Please count the lines in the data below that hold "this" and answer with the number by itself.

(Items from an interface collection)

┄┄┄┄┄┄┄┄┄┄

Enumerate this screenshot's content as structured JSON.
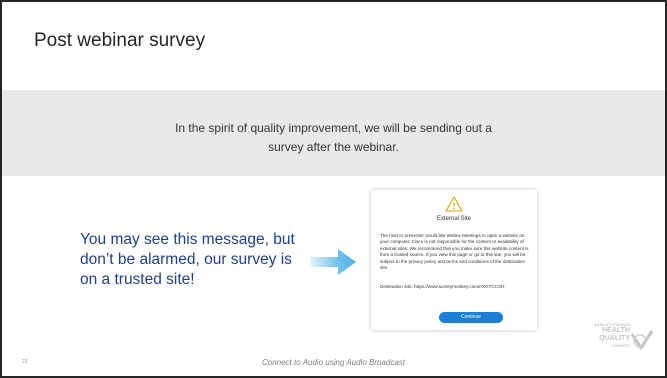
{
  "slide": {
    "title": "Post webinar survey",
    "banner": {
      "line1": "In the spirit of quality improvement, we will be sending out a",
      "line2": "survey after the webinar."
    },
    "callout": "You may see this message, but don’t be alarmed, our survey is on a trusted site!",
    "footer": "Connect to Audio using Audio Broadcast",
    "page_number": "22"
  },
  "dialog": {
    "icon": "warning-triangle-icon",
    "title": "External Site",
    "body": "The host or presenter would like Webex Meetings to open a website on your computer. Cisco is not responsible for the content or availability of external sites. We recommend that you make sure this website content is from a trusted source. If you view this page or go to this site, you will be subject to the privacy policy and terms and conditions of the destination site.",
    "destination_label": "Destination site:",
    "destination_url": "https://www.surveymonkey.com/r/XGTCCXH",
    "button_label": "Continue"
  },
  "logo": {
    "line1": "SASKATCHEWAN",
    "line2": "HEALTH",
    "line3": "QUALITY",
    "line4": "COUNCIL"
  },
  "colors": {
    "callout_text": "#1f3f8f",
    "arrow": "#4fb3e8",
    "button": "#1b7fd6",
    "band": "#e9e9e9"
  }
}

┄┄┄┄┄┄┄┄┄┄

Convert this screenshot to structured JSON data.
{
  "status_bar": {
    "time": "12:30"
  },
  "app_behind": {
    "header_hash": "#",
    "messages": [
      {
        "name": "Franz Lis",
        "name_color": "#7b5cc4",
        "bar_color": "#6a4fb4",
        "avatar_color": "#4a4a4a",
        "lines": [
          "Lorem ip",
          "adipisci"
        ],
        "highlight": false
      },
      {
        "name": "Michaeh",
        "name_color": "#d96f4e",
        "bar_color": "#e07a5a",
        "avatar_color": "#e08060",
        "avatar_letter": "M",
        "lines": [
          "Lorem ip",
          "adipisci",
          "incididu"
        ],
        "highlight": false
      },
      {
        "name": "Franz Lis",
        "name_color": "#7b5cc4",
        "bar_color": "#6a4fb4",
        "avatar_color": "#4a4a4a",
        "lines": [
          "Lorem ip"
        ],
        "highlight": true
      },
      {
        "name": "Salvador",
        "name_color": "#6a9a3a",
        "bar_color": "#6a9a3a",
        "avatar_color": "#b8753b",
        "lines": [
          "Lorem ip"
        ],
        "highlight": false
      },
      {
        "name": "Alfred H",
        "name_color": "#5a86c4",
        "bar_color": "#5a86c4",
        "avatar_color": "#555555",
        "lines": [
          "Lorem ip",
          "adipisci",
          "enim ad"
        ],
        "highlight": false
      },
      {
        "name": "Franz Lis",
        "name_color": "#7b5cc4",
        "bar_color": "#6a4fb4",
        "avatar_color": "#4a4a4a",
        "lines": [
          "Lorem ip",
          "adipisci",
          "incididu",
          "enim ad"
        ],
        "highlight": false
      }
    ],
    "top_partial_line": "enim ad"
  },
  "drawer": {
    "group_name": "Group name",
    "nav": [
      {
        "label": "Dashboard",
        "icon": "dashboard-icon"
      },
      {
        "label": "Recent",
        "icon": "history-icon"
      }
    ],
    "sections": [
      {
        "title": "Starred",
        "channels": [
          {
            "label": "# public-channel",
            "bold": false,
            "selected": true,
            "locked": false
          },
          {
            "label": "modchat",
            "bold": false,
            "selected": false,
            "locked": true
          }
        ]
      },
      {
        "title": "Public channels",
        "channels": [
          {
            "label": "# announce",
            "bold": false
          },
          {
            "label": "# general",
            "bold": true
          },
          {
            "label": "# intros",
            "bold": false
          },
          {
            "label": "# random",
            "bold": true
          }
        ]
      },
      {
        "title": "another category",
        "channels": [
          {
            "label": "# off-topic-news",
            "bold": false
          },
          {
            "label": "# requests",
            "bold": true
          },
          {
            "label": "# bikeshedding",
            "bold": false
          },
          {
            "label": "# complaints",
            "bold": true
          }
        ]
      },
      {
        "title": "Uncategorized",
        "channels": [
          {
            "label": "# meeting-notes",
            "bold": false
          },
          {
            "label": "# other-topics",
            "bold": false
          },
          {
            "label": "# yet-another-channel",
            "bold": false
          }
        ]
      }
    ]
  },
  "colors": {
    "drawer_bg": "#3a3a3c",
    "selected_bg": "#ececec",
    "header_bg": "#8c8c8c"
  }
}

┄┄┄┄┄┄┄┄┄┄

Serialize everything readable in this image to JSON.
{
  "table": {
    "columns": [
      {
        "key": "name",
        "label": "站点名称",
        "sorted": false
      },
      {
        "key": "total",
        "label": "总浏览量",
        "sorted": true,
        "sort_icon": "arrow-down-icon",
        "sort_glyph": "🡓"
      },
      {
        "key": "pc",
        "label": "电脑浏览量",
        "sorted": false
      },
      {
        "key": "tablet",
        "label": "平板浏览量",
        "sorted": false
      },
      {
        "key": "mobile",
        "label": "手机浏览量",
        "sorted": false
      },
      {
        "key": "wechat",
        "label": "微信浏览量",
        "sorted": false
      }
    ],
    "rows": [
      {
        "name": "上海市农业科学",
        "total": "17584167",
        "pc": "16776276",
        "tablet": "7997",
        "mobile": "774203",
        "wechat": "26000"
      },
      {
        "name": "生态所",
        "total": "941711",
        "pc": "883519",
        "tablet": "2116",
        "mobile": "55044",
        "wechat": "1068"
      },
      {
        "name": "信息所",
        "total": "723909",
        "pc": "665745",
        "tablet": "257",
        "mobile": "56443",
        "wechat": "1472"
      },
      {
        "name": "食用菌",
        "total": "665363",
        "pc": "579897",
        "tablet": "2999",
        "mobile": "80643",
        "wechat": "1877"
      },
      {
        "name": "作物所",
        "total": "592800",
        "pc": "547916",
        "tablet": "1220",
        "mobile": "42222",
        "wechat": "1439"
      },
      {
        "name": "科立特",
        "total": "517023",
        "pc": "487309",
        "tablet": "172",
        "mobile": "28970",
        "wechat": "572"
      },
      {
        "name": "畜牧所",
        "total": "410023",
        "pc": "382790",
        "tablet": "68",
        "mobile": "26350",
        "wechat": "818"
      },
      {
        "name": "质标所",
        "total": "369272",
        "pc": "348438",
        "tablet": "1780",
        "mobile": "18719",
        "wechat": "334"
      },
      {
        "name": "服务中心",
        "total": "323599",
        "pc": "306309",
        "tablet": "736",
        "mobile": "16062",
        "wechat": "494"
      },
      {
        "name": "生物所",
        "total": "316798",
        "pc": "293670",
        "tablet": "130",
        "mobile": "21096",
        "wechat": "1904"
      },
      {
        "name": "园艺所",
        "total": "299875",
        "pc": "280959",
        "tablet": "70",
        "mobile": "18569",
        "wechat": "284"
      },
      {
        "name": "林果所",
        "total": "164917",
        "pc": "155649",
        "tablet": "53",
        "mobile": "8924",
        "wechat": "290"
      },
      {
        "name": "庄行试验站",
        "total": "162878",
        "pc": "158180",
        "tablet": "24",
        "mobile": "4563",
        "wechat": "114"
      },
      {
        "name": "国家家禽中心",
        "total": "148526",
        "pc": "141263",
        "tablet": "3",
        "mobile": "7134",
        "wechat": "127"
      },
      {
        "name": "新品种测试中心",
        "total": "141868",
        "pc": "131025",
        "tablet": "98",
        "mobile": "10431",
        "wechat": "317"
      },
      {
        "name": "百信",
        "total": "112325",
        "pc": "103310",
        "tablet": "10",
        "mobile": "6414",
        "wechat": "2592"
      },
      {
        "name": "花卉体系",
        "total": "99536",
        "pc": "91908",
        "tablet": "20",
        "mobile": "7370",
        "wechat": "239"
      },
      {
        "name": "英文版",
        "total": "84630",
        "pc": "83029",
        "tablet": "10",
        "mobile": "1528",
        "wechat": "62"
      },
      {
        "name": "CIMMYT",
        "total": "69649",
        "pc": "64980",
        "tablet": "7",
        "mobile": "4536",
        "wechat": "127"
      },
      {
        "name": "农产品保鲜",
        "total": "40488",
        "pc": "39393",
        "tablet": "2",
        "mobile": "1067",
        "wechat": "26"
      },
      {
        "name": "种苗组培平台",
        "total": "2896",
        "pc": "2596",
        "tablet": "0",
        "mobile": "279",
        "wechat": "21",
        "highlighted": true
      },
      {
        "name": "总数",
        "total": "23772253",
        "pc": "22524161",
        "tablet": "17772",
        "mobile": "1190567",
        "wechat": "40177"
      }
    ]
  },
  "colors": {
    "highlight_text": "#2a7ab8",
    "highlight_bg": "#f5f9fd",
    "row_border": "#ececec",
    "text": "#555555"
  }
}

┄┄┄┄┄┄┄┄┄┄

Solution to the exercise -> 5